Top customer reviews
Despite myself I liked this book, for me, it gave me valuable insight into life in Iraq under Saddam Hussain and even in the psyche of the Iraqi. It provides some explanation for the violence that has plagued Iraq since Saddam's downfall.
Why didn't I give it more stars? The story is fairly confusing, the author will introduce new people and give their whole back story, for an entire chapter, so when you get back to the main story of Sachet you are a bit discombobulated, confused. I couldn't keep up with all the names. Additionally, the author adds her thoughts into the story, how she viewed the people she was talking too, which adds further to the muddle. The author also tries to understand why so many people went along with the brutality of the Saddam dictatorship, that should have been a book unto itself - just seemed like a detour in the main story. Finally, the story is pieced together through interviews, and as Sachet is dead, so much is left out, the author can only guess or infer to Sachet's motivates, thoughts, etc. Even his demise, how Sachet was killed is up in the air - too much unresolved; the book ends but I feel left hanging.
Now the big question, would I recommend the book.....yes I would, it definitely lets one see something of everyday ordinary Iraqi's before and after the fall of Saddam Hussain and perhaps why they don't get along and why they don't like the US. Good book for a commuter or on a long plane ride. (less)
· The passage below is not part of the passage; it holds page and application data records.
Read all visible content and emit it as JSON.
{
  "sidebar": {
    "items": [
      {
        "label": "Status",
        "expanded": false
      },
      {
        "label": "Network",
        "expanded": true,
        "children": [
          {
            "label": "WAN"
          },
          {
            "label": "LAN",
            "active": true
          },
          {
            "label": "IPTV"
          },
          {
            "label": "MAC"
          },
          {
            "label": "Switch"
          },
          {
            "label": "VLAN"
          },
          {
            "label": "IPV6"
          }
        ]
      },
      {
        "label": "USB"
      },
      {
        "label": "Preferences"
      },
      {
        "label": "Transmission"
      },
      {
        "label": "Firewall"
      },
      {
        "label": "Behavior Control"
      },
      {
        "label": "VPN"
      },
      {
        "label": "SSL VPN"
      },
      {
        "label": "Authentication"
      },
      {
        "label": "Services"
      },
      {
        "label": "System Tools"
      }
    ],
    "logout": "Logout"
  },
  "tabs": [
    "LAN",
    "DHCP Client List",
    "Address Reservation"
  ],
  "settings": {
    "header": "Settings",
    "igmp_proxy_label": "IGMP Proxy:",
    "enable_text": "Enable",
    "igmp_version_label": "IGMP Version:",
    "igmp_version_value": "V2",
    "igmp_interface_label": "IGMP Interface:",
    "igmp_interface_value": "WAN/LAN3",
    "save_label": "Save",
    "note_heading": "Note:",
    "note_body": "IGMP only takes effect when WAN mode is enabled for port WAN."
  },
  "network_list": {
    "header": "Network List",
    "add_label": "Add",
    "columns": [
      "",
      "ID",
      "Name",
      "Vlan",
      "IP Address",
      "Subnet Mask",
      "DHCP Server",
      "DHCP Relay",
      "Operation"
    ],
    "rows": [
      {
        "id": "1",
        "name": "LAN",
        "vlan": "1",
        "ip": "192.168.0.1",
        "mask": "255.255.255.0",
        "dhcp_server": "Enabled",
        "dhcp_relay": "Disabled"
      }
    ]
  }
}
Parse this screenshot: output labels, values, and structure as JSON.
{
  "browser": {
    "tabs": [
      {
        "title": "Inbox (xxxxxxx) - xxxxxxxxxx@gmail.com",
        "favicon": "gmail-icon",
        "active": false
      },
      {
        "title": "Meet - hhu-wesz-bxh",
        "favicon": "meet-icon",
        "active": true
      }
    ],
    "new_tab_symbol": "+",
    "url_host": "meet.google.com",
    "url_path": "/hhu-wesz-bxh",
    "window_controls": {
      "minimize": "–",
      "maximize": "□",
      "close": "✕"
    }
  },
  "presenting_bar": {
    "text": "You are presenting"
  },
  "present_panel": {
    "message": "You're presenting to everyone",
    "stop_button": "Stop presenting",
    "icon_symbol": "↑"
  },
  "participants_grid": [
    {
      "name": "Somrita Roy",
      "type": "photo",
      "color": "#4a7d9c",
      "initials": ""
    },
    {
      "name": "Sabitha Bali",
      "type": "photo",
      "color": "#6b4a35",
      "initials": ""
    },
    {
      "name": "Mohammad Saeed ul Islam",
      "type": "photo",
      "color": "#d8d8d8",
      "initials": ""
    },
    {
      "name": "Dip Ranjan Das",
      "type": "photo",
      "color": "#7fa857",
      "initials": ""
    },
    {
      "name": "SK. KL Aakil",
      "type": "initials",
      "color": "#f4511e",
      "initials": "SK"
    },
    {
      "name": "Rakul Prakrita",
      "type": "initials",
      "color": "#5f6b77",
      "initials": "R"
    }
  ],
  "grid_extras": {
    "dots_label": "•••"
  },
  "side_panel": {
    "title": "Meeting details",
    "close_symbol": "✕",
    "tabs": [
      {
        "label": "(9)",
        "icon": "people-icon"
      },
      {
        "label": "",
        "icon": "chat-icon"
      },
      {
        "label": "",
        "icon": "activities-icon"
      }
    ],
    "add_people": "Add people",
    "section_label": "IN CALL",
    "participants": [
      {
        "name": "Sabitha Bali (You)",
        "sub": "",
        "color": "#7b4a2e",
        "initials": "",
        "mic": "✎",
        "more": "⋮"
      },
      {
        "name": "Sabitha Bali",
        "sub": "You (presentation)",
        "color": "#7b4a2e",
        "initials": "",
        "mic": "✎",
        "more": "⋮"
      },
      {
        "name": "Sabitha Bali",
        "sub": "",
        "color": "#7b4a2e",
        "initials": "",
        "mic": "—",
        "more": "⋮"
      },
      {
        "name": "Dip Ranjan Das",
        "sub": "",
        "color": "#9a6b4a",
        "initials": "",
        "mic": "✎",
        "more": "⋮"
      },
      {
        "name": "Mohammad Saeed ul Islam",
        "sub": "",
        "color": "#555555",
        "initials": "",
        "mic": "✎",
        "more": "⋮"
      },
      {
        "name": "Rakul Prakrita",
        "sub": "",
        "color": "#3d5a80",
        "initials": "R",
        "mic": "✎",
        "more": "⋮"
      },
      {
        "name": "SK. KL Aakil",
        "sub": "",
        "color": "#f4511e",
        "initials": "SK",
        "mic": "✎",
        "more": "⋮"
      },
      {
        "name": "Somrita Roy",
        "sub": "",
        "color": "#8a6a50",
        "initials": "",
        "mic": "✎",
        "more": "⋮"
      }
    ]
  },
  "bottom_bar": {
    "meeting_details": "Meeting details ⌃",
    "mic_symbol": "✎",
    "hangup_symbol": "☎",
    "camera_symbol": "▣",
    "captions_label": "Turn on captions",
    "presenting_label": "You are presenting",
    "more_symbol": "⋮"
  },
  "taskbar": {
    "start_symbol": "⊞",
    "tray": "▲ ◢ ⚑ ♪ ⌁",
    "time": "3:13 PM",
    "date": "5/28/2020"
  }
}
In addition to Ms. Steavenson's talent as a writer, it took no small amount of bravery on her part to compile this story. Her reward should be your reading of this compelling book.